The Summary of Notifiable Diseases — United States, 2004, which outlines the official statistics for the reported occurrence of nationally notifiable infectious diseases in the United States for 2004, includes Giardiasis (ranked eighth), Cryptosporidiosis (ranked 18th), and Escherichia coli infections and Legionellosis (ranked 20th and 21st, respectively). The report contains statistics on the diseases both in tabular and graphic form.

According to the report, cattle are the “main animal reservoir” for E. coli O157:H7 and other Shiga-toxin producing E. coli. The report states that most reported outbreaks of E. Coli are caused by contaminated food or water.

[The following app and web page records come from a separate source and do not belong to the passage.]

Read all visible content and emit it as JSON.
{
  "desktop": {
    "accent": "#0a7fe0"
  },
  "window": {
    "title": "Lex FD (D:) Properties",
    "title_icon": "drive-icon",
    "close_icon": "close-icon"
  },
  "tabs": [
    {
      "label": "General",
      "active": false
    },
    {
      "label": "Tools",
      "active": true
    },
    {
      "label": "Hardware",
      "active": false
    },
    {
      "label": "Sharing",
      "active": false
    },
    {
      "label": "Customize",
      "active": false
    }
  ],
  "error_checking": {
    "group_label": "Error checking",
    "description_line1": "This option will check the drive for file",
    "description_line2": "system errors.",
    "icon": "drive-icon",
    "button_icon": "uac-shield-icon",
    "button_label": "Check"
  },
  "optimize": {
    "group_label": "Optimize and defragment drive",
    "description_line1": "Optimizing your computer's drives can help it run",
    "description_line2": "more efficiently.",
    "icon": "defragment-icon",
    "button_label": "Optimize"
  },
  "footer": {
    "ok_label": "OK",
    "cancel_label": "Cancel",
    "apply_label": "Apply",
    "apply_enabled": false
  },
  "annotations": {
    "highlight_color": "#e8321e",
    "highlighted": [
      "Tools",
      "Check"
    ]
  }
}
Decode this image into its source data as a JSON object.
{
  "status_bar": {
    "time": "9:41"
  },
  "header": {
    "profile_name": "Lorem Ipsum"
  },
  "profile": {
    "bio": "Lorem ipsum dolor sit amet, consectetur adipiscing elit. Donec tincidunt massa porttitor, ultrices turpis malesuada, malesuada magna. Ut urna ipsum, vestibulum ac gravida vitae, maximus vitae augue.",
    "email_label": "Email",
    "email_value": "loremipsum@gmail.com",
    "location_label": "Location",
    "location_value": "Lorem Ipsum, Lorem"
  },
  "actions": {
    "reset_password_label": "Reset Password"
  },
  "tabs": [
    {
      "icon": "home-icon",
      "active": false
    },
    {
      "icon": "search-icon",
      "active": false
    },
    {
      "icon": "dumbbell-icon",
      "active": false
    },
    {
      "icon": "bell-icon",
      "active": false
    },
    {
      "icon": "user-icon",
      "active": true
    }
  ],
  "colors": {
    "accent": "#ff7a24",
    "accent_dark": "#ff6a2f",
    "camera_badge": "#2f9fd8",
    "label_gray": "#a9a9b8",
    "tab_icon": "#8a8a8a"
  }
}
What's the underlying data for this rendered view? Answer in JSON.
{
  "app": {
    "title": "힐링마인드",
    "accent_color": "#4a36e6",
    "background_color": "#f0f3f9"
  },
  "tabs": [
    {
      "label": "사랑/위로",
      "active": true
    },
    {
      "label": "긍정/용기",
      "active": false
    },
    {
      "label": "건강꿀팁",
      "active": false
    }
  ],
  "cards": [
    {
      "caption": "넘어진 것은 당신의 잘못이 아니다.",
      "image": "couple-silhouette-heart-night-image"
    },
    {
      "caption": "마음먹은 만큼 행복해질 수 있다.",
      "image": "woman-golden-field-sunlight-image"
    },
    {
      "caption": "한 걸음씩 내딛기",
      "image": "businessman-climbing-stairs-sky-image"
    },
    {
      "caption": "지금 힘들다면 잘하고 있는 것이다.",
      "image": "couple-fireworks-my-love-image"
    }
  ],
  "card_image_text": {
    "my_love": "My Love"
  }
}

Legionellosis, according to the report, has two entities, including Legionnaires’ disease and Pontiac fever. In 2004, overnight travel in hotels and on cruise ships was found to be the culprit in an increased number of cases of Legionnaires’ disease and Pontiac fever. CDC, state health departments, and the Council of State and Territorial Epidemiologists (Atlanta) are collaborating to decrease the total of travel-related Legionellosis, the report notes.

A summary of the report is available at www.cdc.gov/mmwr/summary.html.  

U.S. EPA Releases Latest Beach Monitoring Figures

The latest U.S. Environmental Protection Agency (EPA) beach monitoring data on bacteria, released this summer, indicate that beaches were safe for swimming 96% of the time in 2005. In addition, the number of beaches reported has increased about four times the original number since EPA began collecting such information in 1997, according to an agency news release.

EPA collected data on 4025 beaches in 2004. The agency’s report includes data from all 35 coastal and Great Lakes states and territories covered under the Beaches Environmental Assessment and Coastal Health Act.

For the last 6 years, EPA has provided nearly $52 million in grants to 35 coastal and Great Lakes states and territories. The grants, according to EPA, help improve water monitoring and fund public information programs that alert beachgoers about the health of their beaches.

According to EPA, the agency is developing new data-collection techniques among state and local partners to make future swimming season data more readily available to the public. The new technology promises water quality results in hours rather than days, allowing beach managers to sample water in the morning and make fast, reliable decisions about the safety of beach waters the same day.

Summary information for 2005 is available at www.epa.gov/waterscience/beaches. Information about specific beaches is available at www.epa.gov/waterscience/beacon